Welcome to a chilling world of hair-raising tales! The thirty stories in this book were gathered from around the world, selected for their ghastly details and terrifying twists. Come inside and meet the young miller’s daughter in “The Robber Bridegroom,” who may have discovered too late that she has been betrothed to a madman; the dancing skeleton who returns from the dead to haunt the friend who betrayed him in life; the Golem, who tires of serving his greedy master and suddenly turns evil; and intriguing characters in stories from the Brothers Grimm, Washington Irving, and other world-famous authors.
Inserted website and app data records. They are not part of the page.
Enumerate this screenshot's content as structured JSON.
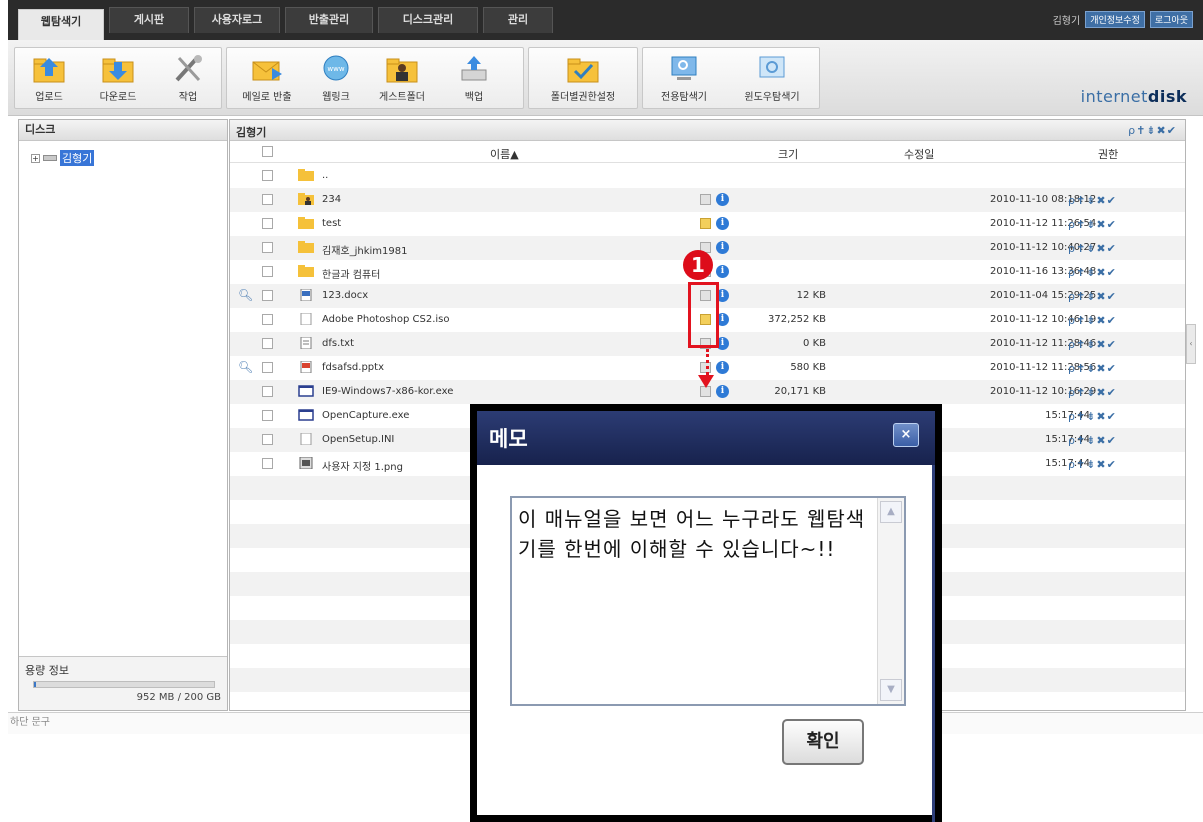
{
  "tabs": [
    "웹탐색기",
    "게시판",
    "사용자로그",
    "반출관리",
    "디스크관리",
    "관리"
  ],
  "user": {
    "name": "김형기",
    "edit_profile": "개인정보수정",
    "logout": "로그아웃"
  },
  "toolbar": {
    "buttons": [
      "업로드",
      "다운로드",
      "작업",
      "메일로 반출",
      "웹링크",
      "게스트폴더",
      "백업",
      "폴더별권한설정",
      "전용탐색기",
      "윈도우탐색기"
    ],
    "brand_prefix": "internet",
    "brand_suffix": "disk"
  },
  "left_panel": {
    "title": "디스크",
    "tree_root": "김형기",
    "quota_label": "용량 정보",
    "quota_text": "952 MB / 200 GB",
    "quota_fraction": 0.005
  },
  "footer_text": "하단 문구",
  "right_panel": {
    "path": "김형기",
    "header_perms": "ρ✝⇟✖✔",
    "columns": {
      "name": "이름▲",
      "size": "크기",
      "modified": "수정일",
      "perms": "권한"
    },
    "files": [
      {
        "name": "..",
        "icon": "folder-icon",
        "size": "",
        "date": "",
        "perms": "",
        "memo": "",
        "info": false,
        "preview": false
      },
      {
        "name": "234",
        "icon": "user-folder-icon",
        "size": "",
        "date": "2010-11-10 08:18:12",
        "perms": "ρ✝⇟✖✔",
        "memo": "plain",
        "info": true,
        "preview": false
      },
      {
        "name": "test",
        "icon": "folder-icon",
        "size": "",
        "date": "2010-11-12 11:26:54",
        "perms": "ρ✝⇟✖✔",
        "memo": "note",
        "info": true,
        "preview": false
      },
      {
        "name": "김재호_jhkim1981",
        "icon": "folder-icon",
        "size": "",
        "date": "2010-11-12 10:40:27",
        "perms": "ρ✝⇟✖✔",
        "memo": "plain",
        "info": true,
        "preview": false
      },
      {
        "name": "한글과 컴퓨터",
        "icon": "folder-icon",
        "size": "",
        "date": "2010-11-16 13:36:48",
        "perms": "ρ✝⇟✖✔",
        "memo": "plain",
        "info": true,
        "preview": false
      },
      {
        "name": "123.docx",
        "icon": "word-file-icon",
        "size": "12 KB",
        "date": "2010-11-04 15:29:25",
        "perms": "ρ✝⇟✖✔",
        "memo": "plain",
        "info": true,
        "preview": true
      },
      {
        "name": "Adobe Photoshop CS2.iso",
        "icon": "blank-file-icon",
        "size": "372,252 KB",
        "date": "2010-11-12 10:46:19",
        "perms": "ρ✝⇟✖✔",
        "memo": "note",
        "info": true,
        "preview": false
      },
      {
        "name": "dfs.txt",
        "icon": "text-file-icon",
        "size": "0 KB",
        "date": "2010-11-12 11:28:46",
        "perms": "ρ✝⇟✖✔",
        "memo": "plain",
        "info": true,
        "preview": false
      },
      {
        "name": "fdsafsd.pptx",
        "icon": "ppt-file-icon",
        "size": "580 KB",
        "date": "2010-11-12 11:28:56",
        "perms": "ρ✝⇟✖✔",
        "memo": "plain",
        "info": true,
        "preview": true
      },
      {
        "name": "IE9-Windows7-x86-kor.exe",
        "icon": "exe-file-icon",
        "size": "20,171 KB",
        "date": "2010-11-12 10:16:29",
        "perms": "ρ✝⇟✖✔",
        "memo": "plain",
        "info": true,
        "preview": false
      },
      {
        "name": "OpenCapture.exe",
        "icon": "exe-file-icon",
        "size": "",
        "date": "15:17:44",
        "perms": "ρ✝⇟✖✔",
        "memo": "",
        "info": false,
        "preview": false
      },
      {
        "name": "OpenSetup.INI",
        "icon": "blank-file-icon",
        "size": "",
        "date": "15:17:44",
        "perms": "ρ✝⇟✖✔",
        "memo": "",
        "info": false,
        "preview": false
      },
      {
        "name": "사용자 지정 1.png",
        "icon": "image-file-icon",
        "size": "",
        "date": "15:17:44",
        "perms": "ρ✝⇟✖✔",
        "memo": "",
        "info": false,
        "preview": false
      }
    ]
  },
  "annotation": {
    "badge": "1"
  },
  "memo_dialog": {
    "title": "메모",
    "close": "×",
    "text": "이 매뉴얼을 보면 어느 누구라도 웹탐색기를 한번에 이해할 수 있습니다~!!",
    "ok": "확인",
    "scroll_up": "▲",
    "scroll_down": "▼"
  },
  "colors": {
    "accent": "#3a6ea5",
    "annotation": "#e2131f",
    "dialog_header": "#1f2c5e"
  }
}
But before you settle down in your cozy reading chair, check behind you… and keep all the lights on!
For my fairy tale theme, what makes a better fit than this collection of international folk tales and ghost stories? “Short & Shivery” has been a presence in my life since middle school, and I own all four volumes. Many of the stories had something of an impact on my writing, and recently I’ve been attempting to incorporate some of the creatures in these tales in my comic ideas.
Now I originally planned to recap all 30 stories in one post, but figuring this would take too long for me to do and for Wing to go through and comment I’ve decided to split it into 3 posts to cover all of the tales. Less frustration and anxiety trying to get it done. Enjoy these first ten tales.
[Wing: This is another set I’ve never read before, even though I love creepy short stories.]
Title: Goosebumps Series 2000 #22 – Full Moon Fever, a.k.a. “The Worst Goosebumps Ever 2000” [Wing: Spoilers: LIES AND DAMN LIES IT’S GREAT.]
Author: R.L. Stine
Cover Artist: Tim Jacobus
Tagline: Hairy Halloween!
Summary: The blankets. The sheets. They were shredded.
Claws to bits.
Grunting, my chest heaving up and down. Raspy breaths escaping from my open mouth, I staggered across the bedroom to my mirror.
And stared at even more horror.
Tufts of short black fur grew from the back of my neck. Monstrous and ugly…
So I was having a lot of trouble deciding what book to pick for this fairy tale theme I decided on. “Legend of the Lost Legend” involved folk tales, “Beware, the Snowman” a nursery rhyme (sort of), and “A Night In Terror Tower” was about a prince and princess. What made me decide to recap “Full Moon Fever” is because it involves what might be considered a folk tale or a ghost story, it’s another entry most people don’t talk about, I had a commission from a friend I wanted to show off, AND I knew Wing would enjoy more werewolves.
Well, they’re sort of werewolves.
I should mention this book’s reputation of being the worst of the Goosebumps 2000 books, which already doesn’t have a stellar rep. In fact, this is essentially considered a rehash of “Chicken Chicken” which is considered by many to be THE worst Goosebumps book. But hey, I went with it because of my seasonal nostalgia for some of the 2000 books, the same reason I recapped “The Werewolf in the Living Room” last year.
[Wing: That is the weirdest werewolf illustration I’ve ever seen, so I hope they are only sort of werewolves. That looks more like were … I don’t even know what. Some sort of weremarsupial?
Also, huge thanks to Dove who handled our recent site hack. She’s a rock star.]
It’s October! It’s Fall! It’s the best season of the year!
Each year about this time, there’s always the general consensus list post of “Halloween” films – among them Halloween, Friday the 13th, the Universal Monsters movies, Hocus Pocus, The Nightmare Before Christmas, Halloweentown (and its three sequels, though that fourth film is purely awful) – and there are the staples that several generations have grown up on, i.e. It’s the Great Pumpkin, Charlie Brown!, which is the one film that still airs on a major network every year (or twice in the same month, some years.)
I don’t want to write one of those lists.
So, instead, I decided to pick some of my favorite spooky and/or horror-themed films that always seem to put me in the mood for Fall and its haunted delights. Join me and check this list of atypical not-exactly-Halloween films you should check out for the Fall season! Spookiness, ahoy!